LA Times on the non-military use of drones.
Most days, U.S. Customs and Border Protection Officer David Gasho sends three unmanned spy planes into the skies over the rugged Sonora Desert to hunt for drug smugglers crossing into southern Arizona from Mexico.
But in mid-June, as the largest wildfire in Arizona history raged, Gasho sent one of the Predator B drones soaring over residential neighborhoods in search of another threat — rogue brush fires. Working from an air-conditioned trailer, his crew aimed an airborne infrared camera through thick smoke and spotted a smoldering blaze.
Using coordinates fed from the drone, airborne firefighters then doused the hot spot from helicopters and watched over a secure Internet feed as the heat signature of the flames cooled.
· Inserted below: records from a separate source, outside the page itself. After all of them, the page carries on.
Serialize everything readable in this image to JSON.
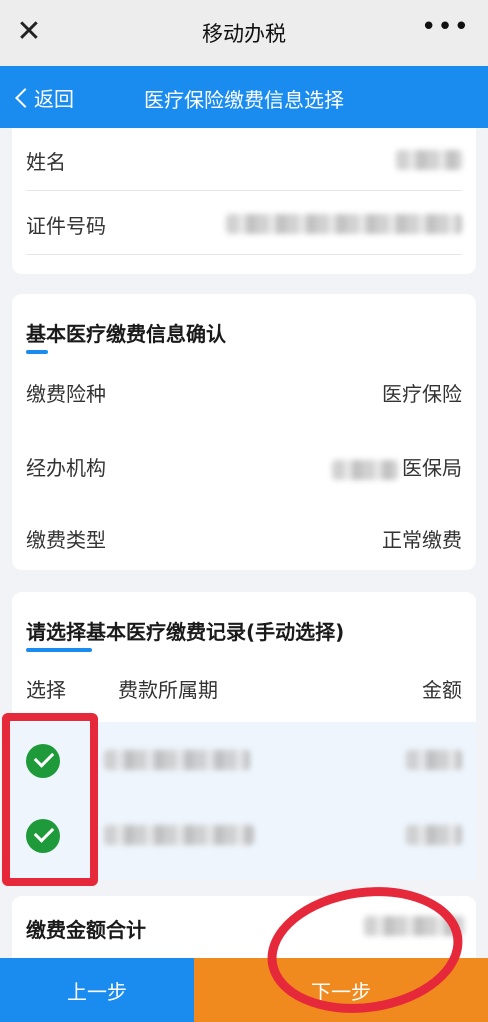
{
  "app": {
    "title": "移动办税",
    "close_icon": "close-icon",
    "more_icon": "more-dots-icon",
    "more_label": "•••"
  },
  "header": {
    "back_label": "返回",
    "title": "医疗保险缴费信息选择"
  },
  "identity": {
    "name_label": "姓名",
    "id_label": "证件号码"
  },
  "basic_info": {
    "title": "基本医疗缴费信息确认",
    "rows": [
      {
        "label": "缴费险种",
        "value": "医疗保险"
      },
      {
        "label": "经办机构",
        "value": "医保局"
      },
      {
        "label": "缴费类型",
        "value": "正常缴费"
      }
    ]
  },
  "records": {
    "title": "请选择基本医疗缴费记录(手动选择)",
    "columns": [
      "选择",
      "费款所属期",
      "金额"
    ],
    "items": [
      {
        "selected": true
      },
      {
        "selected": true
      }
    ]
  },
  "total": {
    "label": "缴费金额合计"
  },
  "footer": {
    "prev_label": "上一步",
    "next_label": "下一步"
  },
  "colors": {
    "primary": "#1a8cf0",
    "accent": "#f08a1e",
    "check": "#1f9a3a",
    "annotation": "#e5283a"
  }
}
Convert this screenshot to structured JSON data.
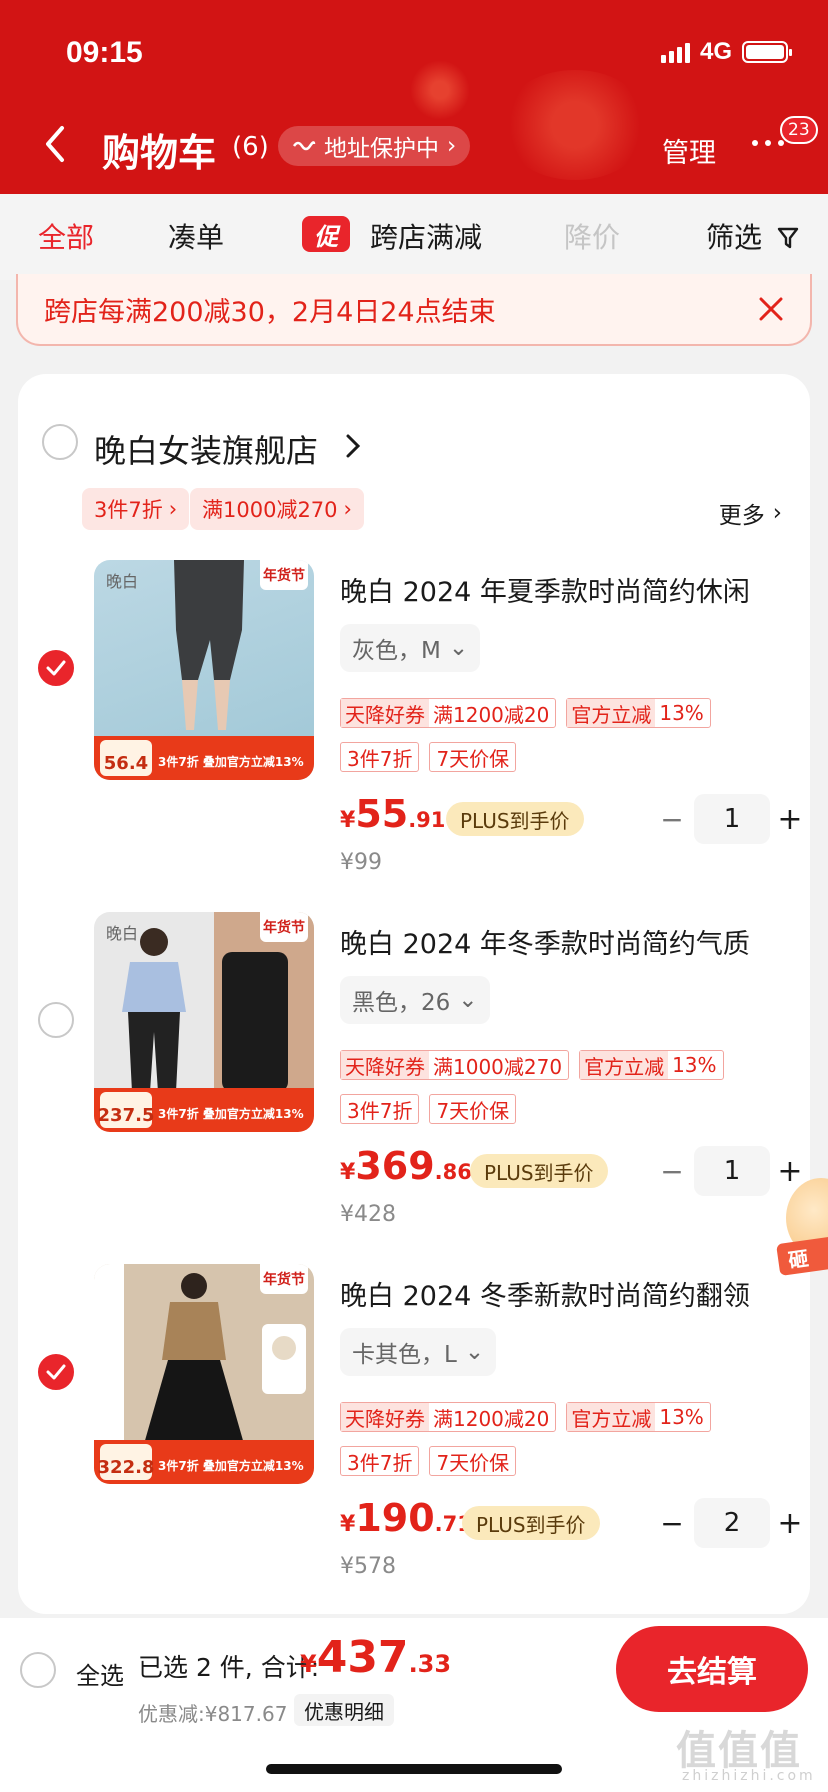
{
  "status_bar": {
    "time": "09:15",
    "network": "4G"
  },
  "header": {
    "title": "购物车",
    "count": "(6)",
    "address_protect": "地址保护中",
    "manage_label": "管理",
    "message_badge": "23"
  },
  "tabs": {
    "all": "全部",
    "bundle": "凑单",
    "cross_store": "跨店满减",
    "promo_mark": "促",
    "price_drop": "降价",
    "filter": "筛选"
  },
  "banner": {
    "text": "跨店每满200减30，2月4日24点结束"
  },
  "store": {
    "name": "晚白女装旗舰店",
    "tags": [
      "3件7折",
      "满1000减270"
    ],
    "more_label": "更多"
  },
  "items": [
    {
      "title": "晚白 2024 年夏季款时尚简约休闲",
      "sku": "灰色，M",
      "checked": true,
      "tag_row1": [
        {
          "lead": "天降好券",
          "text": "满1200减20"
        },
        {
          "lead": "官方立减",
          "text": "13%"
        }
      ],
      "tag_row2": [
        "3件7折",
        "7天价保"
      ],
      "price_currency": "¥",
      "price_int": "55",
      "price_dec": ".91",
      "plus_label": "PLUS到手价",
      "orig_price": "¥99",
      "quantity": "1",
      "img_price": "56.4",
      "img_ribbon": "3件7折 叠加官方立减13%",
      "img_badge": "年货节",
      "img_logo": "晚白"
    },
    {
      "title": "晚白 2024 年冬季款时尚简约气质",
      "sku": "黑色，26",
      "checked": false,
      "tag_row1": [
        {
          "lead": "天降好券",
          "text": "满1000减270"
        },
        {
          "lead": "官方立减",
          "text": "13%"
        }
      ],
      "tag_row2": [
        "3件7折",
        "7天价保"
      ],
      "price_currency": "¥",
      "price_int": "369",
      "price_dec": ".86",
      "plus_label": "PLUS到手价",
      "orig_price": "¥428",
      "quantity": "1",
      "img_price": "237.5",
      "img_ribbon": "3件7折 叠加官方立减13%",
      "img_badge": "年货节",
      "img_logo": "晚白"
    },
    {
      "title": "晚白 2024 冬季新款时尚简约翻领",
      "sku": "卡其色，L",
      "checked": true,
      "tag_row1": [
        {
          "lead": "天降好券",
          "text": "满1200减20"
        },
        {
          "lead": "官方立减",
          "text": "13%"
        }
      ],
      "tag_row2": [
        "3件7折",
        "7天价保"
      ],
      "price_currency": "¥",
      "price_int": "190",
      "price_dec": ".71",
      "plus_label": "PLUS到手价",
      "orig_price": "¥578",
      "quantity": "2",
      "img_price": "322.8",
      "img_ribbon": "3件7折 叠加官方立减13%",
      "img_badge": "年货节",
      "img_logo": ""
    }
  ],
  "bottom": {
    "select_all": "全选",
    "selected_text": "已选 2 件, 合计:",
    "total_currency": "¥",
    "total_int": "437",
    "total_dec": ".33",
    "discount": "优惠减:¥817.67",
    "detail": "优惠明细",
    "checkout": "去结算"
  },
  "float_promo": {
    "text": "砸"
  },
  "watermark": {
    "text": "值值值",
    "sub": "zhizhizhi.com"
  },
  "colors": {
    "brand_red": "#d21414",
    "accent_red": "#e9252b",
    "plus_gold": "#fbe9bb"
  },
  "icons": {
    "back": "chevron-left-icon",
    "close": "close-icon",
    "filter": "filter-icon",
    "check": "check-icon"
  }
}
It was the latest example of once-secret military hardware finding routine civilian uses. Seven surveillance drones are chiefly used to help patrol America’s northern and southern borders. But in recent months, they also have helped state and local authorities fight deadly fires, survey damage from floods and tornadoes, and inspect dams and levees.